• _What is expected_
The answer must be a single number: the count of lines in the data below that hold the word "watch".

• _The input_
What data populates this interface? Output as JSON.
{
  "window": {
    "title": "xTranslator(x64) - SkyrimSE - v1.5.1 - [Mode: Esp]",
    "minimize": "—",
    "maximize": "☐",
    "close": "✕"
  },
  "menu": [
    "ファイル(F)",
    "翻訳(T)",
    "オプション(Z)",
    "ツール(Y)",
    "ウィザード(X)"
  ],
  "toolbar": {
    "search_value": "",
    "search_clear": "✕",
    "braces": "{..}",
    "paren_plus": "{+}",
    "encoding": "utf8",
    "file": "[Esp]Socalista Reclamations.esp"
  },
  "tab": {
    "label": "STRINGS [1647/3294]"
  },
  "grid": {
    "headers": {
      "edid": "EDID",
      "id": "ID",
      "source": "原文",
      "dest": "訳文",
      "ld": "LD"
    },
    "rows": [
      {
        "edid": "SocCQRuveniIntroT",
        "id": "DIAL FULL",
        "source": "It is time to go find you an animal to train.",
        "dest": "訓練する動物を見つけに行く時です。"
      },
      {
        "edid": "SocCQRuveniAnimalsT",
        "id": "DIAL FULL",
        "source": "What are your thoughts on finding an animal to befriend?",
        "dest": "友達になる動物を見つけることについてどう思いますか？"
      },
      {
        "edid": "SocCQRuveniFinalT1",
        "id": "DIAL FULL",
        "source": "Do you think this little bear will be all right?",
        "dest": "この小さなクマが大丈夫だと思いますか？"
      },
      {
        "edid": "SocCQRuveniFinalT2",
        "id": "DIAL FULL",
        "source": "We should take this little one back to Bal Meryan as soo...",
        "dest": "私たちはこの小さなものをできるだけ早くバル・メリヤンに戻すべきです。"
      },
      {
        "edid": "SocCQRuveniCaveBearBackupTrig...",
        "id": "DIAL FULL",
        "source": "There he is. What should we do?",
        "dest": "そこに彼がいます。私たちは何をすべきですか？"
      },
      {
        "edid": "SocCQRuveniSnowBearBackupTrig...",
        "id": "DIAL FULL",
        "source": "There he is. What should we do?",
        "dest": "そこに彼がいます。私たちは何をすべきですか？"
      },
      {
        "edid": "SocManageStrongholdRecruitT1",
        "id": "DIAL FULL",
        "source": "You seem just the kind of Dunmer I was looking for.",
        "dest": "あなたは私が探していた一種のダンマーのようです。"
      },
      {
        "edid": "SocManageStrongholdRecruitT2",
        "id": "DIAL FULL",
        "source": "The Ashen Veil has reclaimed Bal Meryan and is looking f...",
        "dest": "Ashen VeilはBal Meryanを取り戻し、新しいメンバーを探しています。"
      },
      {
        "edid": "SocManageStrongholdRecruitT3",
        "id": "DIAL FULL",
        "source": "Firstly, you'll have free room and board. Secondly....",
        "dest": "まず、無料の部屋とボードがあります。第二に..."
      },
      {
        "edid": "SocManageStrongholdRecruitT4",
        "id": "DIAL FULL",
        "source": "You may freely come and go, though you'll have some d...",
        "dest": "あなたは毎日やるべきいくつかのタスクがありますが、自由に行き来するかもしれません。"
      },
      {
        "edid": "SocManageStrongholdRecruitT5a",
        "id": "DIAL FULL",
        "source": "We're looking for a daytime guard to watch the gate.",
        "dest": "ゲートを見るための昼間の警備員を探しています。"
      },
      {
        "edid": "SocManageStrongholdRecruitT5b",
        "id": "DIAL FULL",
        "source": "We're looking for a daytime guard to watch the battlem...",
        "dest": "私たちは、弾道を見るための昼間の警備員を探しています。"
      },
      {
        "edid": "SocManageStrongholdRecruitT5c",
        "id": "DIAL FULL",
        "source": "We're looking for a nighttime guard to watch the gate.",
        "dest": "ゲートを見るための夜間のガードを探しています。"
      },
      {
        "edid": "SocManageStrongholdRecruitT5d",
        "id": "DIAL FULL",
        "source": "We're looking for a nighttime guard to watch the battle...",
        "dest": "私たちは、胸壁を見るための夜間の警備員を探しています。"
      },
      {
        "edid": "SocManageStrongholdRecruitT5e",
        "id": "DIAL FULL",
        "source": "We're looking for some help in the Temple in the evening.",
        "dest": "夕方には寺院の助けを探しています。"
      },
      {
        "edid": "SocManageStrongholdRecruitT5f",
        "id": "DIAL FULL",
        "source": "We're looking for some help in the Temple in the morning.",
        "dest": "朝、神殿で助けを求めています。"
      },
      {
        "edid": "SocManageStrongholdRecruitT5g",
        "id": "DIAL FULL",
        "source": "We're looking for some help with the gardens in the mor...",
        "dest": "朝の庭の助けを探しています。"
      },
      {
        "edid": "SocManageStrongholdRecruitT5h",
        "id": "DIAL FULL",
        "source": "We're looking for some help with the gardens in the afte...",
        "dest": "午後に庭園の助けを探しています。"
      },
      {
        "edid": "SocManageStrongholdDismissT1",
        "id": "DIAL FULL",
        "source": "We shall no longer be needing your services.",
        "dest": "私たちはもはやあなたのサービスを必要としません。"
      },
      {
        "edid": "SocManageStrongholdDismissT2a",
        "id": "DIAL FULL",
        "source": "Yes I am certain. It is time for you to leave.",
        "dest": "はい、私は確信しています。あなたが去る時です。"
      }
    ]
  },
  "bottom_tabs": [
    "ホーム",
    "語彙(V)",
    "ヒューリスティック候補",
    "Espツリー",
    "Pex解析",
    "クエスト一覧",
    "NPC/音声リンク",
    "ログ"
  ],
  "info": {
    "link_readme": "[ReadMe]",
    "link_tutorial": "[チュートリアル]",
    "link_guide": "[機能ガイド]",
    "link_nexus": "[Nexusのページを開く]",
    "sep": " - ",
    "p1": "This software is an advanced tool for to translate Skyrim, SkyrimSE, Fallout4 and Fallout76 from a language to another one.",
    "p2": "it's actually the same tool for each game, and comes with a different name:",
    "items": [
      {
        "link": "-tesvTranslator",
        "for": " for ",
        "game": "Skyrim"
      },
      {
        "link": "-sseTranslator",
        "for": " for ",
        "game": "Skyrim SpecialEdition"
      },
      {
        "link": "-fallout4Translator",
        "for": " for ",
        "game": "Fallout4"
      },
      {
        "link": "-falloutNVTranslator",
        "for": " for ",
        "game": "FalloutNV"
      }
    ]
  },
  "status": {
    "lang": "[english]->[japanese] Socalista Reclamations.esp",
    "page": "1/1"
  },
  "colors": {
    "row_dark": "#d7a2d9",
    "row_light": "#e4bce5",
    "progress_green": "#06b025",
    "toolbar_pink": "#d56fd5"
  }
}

• _Problem solution_
4